_WHAT YOU SHOULD DO_:
Word for word, copy out every line of the records, omitting each picture.

_RECORDS TO PROCESS_:
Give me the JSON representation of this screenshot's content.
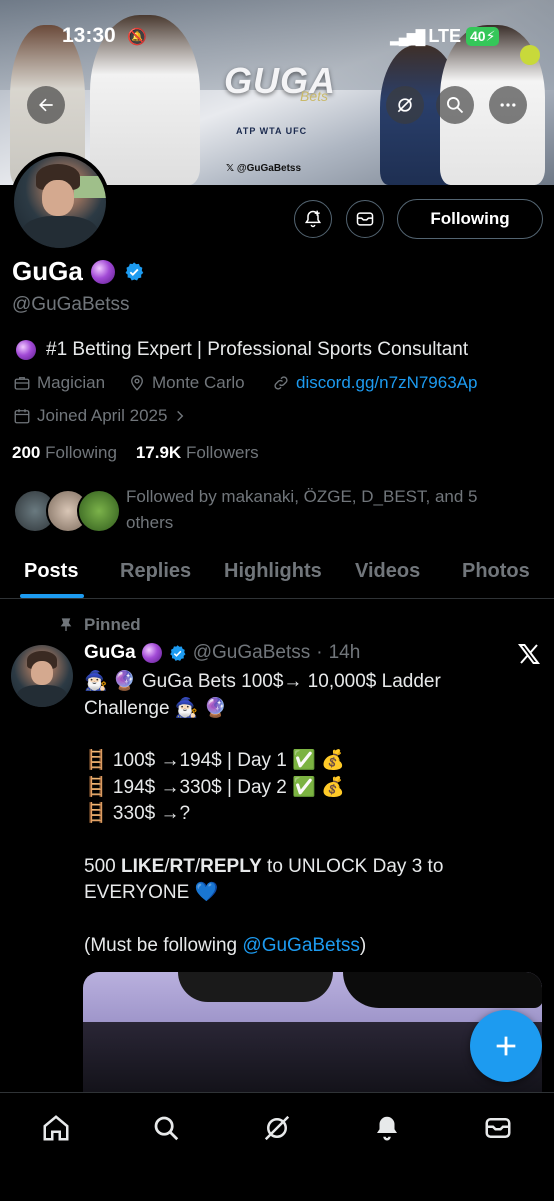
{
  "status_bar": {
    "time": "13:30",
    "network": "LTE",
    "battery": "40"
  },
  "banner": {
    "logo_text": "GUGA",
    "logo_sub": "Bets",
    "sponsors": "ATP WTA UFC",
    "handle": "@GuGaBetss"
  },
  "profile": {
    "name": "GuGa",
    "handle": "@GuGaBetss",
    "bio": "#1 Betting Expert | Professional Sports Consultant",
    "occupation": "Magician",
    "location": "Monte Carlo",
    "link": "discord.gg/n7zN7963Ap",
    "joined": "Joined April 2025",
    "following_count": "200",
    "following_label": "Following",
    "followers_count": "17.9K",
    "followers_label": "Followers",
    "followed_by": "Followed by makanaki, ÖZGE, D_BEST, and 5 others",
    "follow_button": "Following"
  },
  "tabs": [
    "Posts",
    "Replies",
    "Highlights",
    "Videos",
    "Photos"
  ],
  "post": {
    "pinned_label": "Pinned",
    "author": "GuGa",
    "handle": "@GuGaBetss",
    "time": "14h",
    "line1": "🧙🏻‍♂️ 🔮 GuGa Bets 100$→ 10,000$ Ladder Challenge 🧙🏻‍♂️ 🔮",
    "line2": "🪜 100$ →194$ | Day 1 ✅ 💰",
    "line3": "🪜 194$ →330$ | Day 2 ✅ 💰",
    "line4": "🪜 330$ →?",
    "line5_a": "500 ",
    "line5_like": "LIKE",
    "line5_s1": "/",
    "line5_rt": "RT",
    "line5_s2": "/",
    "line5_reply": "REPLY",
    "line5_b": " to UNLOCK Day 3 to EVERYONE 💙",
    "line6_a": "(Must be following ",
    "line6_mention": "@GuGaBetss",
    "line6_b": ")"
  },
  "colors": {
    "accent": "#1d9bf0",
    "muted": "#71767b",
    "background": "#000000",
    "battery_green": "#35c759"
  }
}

_OUTPUT_:
Give me the JSON representation of this screenshot's content.
{
  "status_bar": {
    "time": "13:30",
    "network": "LTE",
    "battery": "40"
  },
  "banner": {
    "logo_text": "GUGA",
    "logo_sub": "Bets",
    "sponsors": "ATP WTA UFC",
    "handle": "@GuGaBetss"
  },
  "profile": {
    "name": "GuGa",
    "handle": "@GuGaBetss",
    "bio": "#1 Betting Expert | Professional Sports Consultant",
    "occupation": "Magician",
    "location": "Monte Carlo",
    "link": "discord.gg/n7zN7963Ap",
    "joined": "Joined April 2025",
    "following_count": "200",
    "following_label": "Following",
    "followers_count": "17.9K",
    "followers_label": "Followers",
    "followed_by": "Followed by makanaki, ÖZGE, D_BEST, and 5 others",
    "follow_button": "Following"
  },
  "tabs": [
    "Posts",
    "Replies",
    "Highlights",
    "Videos",
    "Photos"
  ],
  "post": {
    "pinned_label": "Pinned",
    "author": "GuGa",
    "handle": "@GuGaBetss",
    "time": "14h",
    "line1": "🧙🏻‍♂️ 🔮 GuGa Bets 100$→ 10,000$ Ladder Challenge 🧙🏻‍♂️ 🔮",
    "line2": "🪜 100$ →194$ | Day 1 ✅ 💰",
    "line3": "🪜 194$ →330$ | Day 2 ✅ 💰",
    "line4": "🪜 330$ →?",
    "line5_a": "500 ",
    "line5_like": "LIKE",
    "line5_s1": "/",
    "line5_rt": "RT",
    "line5_s2": "/",
    "line5_reply": "REPLY",
    "line5_b": " to UNLOCK Day 3 to EVERYONE 💙",
    "line6_a": "(Must be following ",
    "line6_mention": "@GuGaBetss",
    "line6_b": ")"
  },
  "colors": {
    "accent": "#1d9bf0",
    "muted": "#71767b",
    "background": "#000000",
    "battery_green": "#35c759"
  }
}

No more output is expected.